Data extract:
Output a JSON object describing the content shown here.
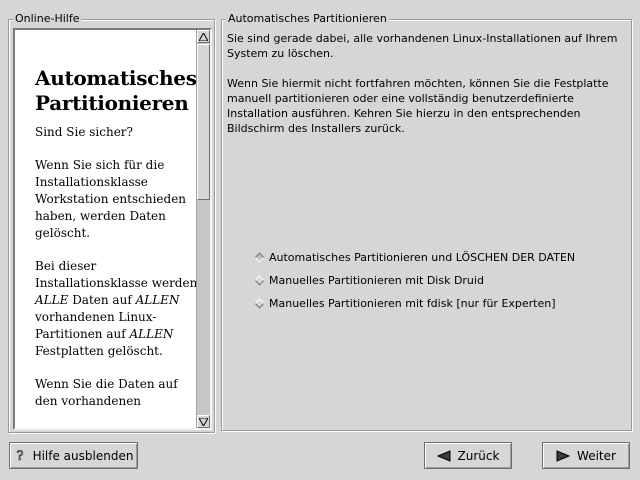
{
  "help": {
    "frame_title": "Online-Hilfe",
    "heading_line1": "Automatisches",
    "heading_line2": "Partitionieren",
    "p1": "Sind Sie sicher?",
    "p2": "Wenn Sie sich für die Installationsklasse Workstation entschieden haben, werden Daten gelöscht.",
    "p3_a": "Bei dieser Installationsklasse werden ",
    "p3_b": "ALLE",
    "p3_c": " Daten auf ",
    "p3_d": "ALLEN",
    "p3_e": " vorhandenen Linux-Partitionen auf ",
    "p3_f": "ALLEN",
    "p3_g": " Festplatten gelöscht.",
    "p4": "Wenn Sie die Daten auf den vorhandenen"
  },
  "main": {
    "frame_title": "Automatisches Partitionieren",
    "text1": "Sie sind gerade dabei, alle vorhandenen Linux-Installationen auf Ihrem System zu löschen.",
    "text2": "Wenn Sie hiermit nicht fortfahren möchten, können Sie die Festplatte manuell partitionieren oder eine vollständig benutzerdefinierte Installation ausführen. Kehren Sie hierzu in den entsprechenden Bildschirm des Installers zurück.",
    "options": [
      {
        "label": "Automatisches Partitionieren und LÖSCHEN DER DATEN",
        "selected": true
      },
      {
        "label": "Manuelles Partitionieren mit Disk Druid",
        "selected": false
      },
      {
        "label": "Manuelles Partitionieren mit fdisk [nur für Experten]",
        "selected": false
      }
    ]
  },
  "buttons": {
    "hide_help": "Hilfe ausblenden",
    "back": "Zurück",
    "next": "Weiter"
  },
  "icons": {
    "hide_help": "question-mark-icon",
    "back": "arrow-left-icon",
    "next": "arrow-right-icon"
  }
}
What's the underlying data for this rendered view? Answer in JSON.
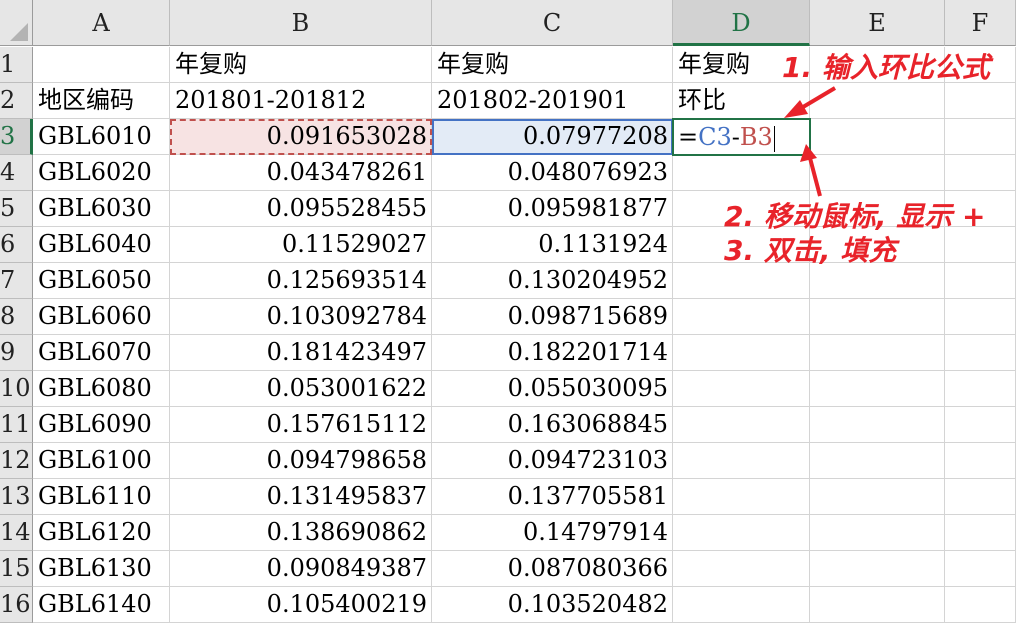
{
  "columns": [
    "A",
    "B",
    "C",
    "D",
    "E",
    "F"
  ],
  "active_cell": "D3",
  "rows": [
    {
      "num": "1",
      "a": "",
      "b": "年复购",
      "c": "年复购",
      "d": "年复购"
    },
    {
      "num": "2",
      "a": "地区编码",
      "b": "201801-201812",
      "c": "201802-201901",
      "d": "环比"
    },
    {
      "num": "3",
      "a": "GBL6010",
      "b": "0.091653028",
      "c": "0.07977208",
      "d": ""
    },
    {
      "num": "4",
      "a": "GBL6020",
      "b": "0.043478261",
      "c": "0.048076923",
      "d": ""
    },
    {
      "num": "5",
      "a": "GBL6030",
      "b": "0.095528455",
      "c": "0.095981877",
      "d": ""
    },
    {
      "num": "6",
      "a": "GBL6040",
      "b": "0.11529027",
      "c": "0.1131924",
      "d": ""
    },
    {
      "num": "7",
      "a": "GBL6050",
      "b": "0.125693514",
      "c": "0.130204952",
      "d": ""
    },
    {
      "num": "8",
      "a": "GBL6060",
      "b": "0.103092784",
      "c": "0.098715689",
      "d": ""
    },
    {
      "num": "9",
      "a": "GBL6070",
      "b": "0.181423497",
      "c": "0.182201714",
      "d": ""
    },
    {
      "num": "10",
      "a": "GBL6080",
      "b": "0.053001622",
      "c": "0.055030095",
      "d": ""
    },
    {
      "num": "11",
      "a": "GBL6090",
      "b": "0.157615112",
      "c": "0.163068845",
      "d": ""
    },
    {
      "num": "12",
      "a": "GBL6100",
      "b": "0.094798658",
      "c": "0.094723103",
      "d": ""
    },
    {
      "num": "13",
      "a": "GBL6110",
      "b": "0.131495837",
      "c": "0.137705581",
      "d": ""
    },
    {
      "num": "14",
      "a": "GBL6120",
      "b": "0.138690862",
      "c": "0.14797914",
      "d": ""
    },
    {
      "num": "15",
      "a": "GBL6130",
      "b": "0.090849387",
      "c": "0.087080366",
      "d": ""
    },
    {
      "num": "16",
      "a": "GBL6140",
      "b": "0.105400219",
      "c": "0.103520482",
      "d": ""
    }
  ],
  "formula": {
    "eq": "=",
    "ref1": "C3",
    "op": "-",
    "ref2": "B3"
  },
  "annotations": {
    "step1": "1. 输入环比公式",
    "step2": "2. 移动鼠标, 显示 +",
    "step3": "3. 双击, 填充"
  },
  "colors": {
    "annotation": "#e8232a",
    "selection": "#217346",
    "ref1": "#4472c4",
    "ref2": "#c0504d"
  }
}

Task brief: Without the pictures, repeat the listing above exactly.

Final answer:
Output a JSON object describing the content shown here.
{
  "help": {
    "frame_title": "Online-Hilfe",
    "heading_line1": "Automatisches",
    "heading_line2": "Partitionieren",
    "p1": "Sind Sie sicher?",
    "p2": "Wenn Sie sich für die Installationsklasse Workstation entschieden haben, werden Daten gelöscht.",
    "p3_a": "Bei dieser Installationsklasse werden ",
    "p3_b": "ALLE",
    "p3_c": " Daten auf ",
    "p3_d": "ALLEN",
    "p3_e": " vorhandenen Linux-Partitionen auf ",
    "p3_f": "ALLEN",
    "p3_g": " Festplatten gelöscht.",
    "p4": "Wenn Sie die Daten auf den vorhandenen"
  },
  "main": {
    "frame_title": "Automatisches Partitionieren",
    "text1": "Sie sind gerade dabei, alle vorhandenen Linux-Installationen auf Ihrem System zu löschen.",
    "text2": "Wenn Sie hiermit nicht fortfahren möchten, können Sie die Festplatte manuell partitionieren oder eine vollständig benutzerdefinierte Installation ausführen. Kehren Sie hierzu in den entsprechenden Bildschirm des Installers zurück.",
    "options": [
      {
        "label": "Automatisches Partitionieren und LÖSCHEN DER DATEN",
        "selected": true
      },
      {
        "label": "Manuelles Partitionieren mit Disk Druid",
        "selected": false
      },
      {
        "label": "Manuelles Partitionieren mit fdisk [nur für Experten]",
        "selected": false
      }
    ]
  },
  "buttons": {
    "hide_help": "Hilfe ausblenden",
    "back": "Zurück",
    "next": "Weiter"
  },
  "icons": {
    "hide_help": "question-mark-icon",
    "back": "arrow-left-icon",
    "next": "arrow-right-icon"
  }
}
What's the underlying data for this rendered view? Answer in JSON.
{
  "columns": [
    "A",
    "B",
    "C",
    "D",
    "E",
    "F"
  ],
  "active_cell": "D3",
  "rows": [
    {
      "num": "1",
      "a": "",
      "b": "年复购",
      "c": "年复购",
      "d": "年复购"
    },
    {
      "num": "2",
      "a": "地区编码",
      "b": "201801-201812",
      "c": "201802-201901",
      "d": "环比"
    },
    {
      "num": "3",
      "a": "GBL6010",
      "b": "0.091653028",
      "c": "0.07977208",
      "d": ""
    },
    {
      "num": "4",
      "a": "GBL6020",
      "b": "0.043478261",
      "c": "0.048076923",
      "d": ""
    },
    {
      "num": "5",
      "a": "GBL6030",
      "b": "0.095528455",
      "c": "0.095981877",
      "d": ""
    },
    {
      "num": "6",
      "a": "GBL6040",
      "b": "0.11529027",
      "c": "0.1131924",
      "d": ""
    },
    {
      "num": "7",
      "a": "GBL6050",
      "b": "0.125693514",
      "c": "0.130204952",
      "d": ""
    },
    {
      "num": "8",
      "a": "GBL6060",
      "b": "0.103092784",
      "c": "0.098715689",
      "d": ""
    },
    {
      "num": "9",
      "a": "GBL6070",
      "b": "0.181423497",
      "c": "0.182201714",
      "d": ""
    },
    {
      "num": "10",
      "a": "GBL6080",
      "b": "0.053001622",
      "c": "0.055030095",
      "d": ""
    },
    {
      "num": "11",
      "a": "GBL6090",
      "b": "0.157615112",
      "c": "0.163068845",
      "d": ""
    },
    {
      "num": "12",
      "a": "GBL6100",
      "b": "0.094798658",
      "c": "0.094723103",
      "d": ""
    },
    {
      "num": "13",
      "a": "GBL6110",
      "b": "0.131495837",
      "c": "0.137705581",
      "d": ""
    },
    {
      "num": "14",
      "a": "GBL6120",
      "b": "0.138690862",
      "c": "0.14797914",
      "d": ""
    },
    {
      "num": "15",
      "a": "GBL6130",
      "b": "0.090849387",
      "c": "0.087080366",
      "d": ""
    },
    {
      "num": "16",
      "a": "GBL6140",
      "b": "0.105400219",
      "c": "0.103520482",
      "d": ""
    }
  ],
  "formula": {
    "eq": "=",
    "ref1": "C3",
    "op": "-",
    "ref2": "B3"
  },
  "annotations": {
    "step1": "1. 输入环比公式",
    "step2": "2. 移动鼠标, 显示 +",
    "step3": "3. 双击, 填充"
  },
  "colors": {
    "annotation": "#e8232a",
    "selection": "#217346",
    "ref1": "#4472c4",
    "ref2": "#c0504d"
  }
}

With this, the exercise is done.